Did you know that the average sedentary horse in a thermoneutral environment will need around 25 liters of water?  This can increase to as much as 72 -92 liters if the horse is exercising in a hot environment and losing fluids due to sweat.  In order to facilitate adequate consumption, provide access to cool clean water (45°-65°F optimum) and a salt block or lose salt in feed.  A good rule of thumb for water temperature, if you would not drink it hot or covered in algae neither will the horse!

 

Dr Witwer- feb tip-w500-h500Dr. Witwer
SC Equine Associates

Why does my horse have a lump in his throat? That is one of the most commonly asked questions I get.

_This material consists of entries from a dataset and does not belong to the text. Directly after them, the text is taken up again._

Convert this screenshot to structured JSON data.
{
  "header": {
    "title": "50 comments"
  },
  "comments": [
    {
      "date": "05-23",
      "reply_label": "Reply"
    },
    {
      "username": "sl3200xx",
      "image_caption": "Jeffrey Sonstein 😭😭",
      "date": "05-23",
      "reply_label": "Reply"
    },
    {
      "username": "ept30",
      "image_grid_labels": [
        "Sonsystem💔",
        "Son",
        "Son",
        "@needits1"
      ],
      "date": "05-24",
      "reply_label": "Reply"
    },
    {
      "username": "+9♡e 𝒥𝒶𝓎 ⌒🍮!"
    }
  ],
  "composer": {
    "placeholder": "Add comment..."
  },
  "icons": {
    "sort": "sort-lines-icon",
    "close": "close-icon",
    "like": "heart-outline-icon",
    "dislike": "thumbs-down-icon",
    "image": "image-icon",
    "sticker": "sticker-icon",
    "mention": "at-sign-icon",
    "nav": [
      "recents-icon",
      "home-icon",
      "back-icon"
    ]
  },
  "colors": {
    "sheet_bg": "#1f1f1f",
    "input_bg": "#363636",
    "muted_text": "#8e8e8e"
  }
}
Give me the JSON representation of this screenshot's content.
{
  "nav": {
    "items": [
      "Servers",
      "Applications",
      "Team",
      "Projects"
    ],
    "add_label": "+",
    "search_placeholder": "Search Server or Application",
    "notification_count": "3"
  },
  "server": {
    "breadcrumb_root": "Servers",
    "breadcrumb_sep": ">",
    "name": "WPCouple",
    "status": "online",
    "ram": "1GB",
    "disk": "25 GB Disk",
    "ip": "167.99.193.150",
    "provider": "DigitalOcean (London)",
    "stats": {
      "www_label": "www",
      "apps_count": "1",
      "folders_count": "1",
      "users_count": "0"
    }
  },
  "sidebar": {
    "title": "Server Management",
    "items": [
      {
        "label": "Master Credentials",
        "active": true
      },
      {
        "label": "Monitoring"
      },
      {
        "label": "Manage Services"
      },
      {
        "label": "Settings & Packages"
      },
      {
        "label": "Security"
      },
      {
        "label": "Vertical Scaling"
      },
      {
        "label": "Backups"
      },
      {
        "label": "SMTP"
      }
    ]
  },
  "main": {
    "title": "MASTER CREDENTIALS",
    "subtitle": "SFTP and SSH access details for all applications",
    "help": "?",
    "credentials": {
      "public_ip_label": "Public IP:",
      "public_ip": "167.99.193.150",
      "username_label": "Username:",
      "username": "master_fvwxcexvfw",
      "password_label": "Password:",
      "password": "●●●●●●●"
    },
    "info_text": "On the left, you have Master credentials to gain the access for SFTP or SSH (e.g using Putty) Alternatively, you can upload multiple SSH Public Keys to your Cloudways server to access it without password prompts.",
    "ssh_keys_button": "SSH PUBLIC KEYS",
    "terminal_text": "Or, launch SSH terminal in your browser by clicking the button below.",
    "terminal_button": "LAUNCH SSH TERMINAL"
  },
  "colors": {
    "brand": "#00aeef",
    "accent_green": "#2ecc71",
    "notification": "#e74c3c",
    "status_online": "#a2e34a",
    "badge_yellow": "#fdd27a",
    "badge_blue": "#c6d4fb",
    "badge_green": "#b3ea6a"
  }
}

The client’s horse has a moveable mass at its throat latch and they are concerned that it is a tumor or, for those that know it is the thyroid gland, think is becoming enlarged. In fact it is the thyroid gland but most instances it is normal. As horses age the upper attachments of the thyroid weaken allowing the gland to drop down and become more noticeable. The normal thyroid gland is smooth, elliptical and, when dropped down, can easily be moved under the skin. For reasons unknown this usually occurs unilaterally (only on one side) even though they have a gland on each side of the neck. If you notice this in your horse periodically monitor the size of the mass. If it is becoming enlarged or gets painful contact your veterinarian immediately.

 

Robbie J. Whaley, DVMtop tip pic-w500-h500
Piedmont Equine Mobile Veterinary Services
704.989.3933

Being able to provide your vet with the horses heart rate during times of illness is a valuable piece of information about the status and urgency of attention. The pulse can be taken by listening with a stethoscope placed firmly behind the left elbow and once the heart beat is heard you can count the number of beats (lub – dub equals One beat) over a timed 15 second period then multiply X 4 for a pulse. normal should be in the 36 to 44 beats per minute range. practice when your horse is healthy to establish a baseline for each horse. if you need help just ask your vet on the next visit.  We are glad to teach.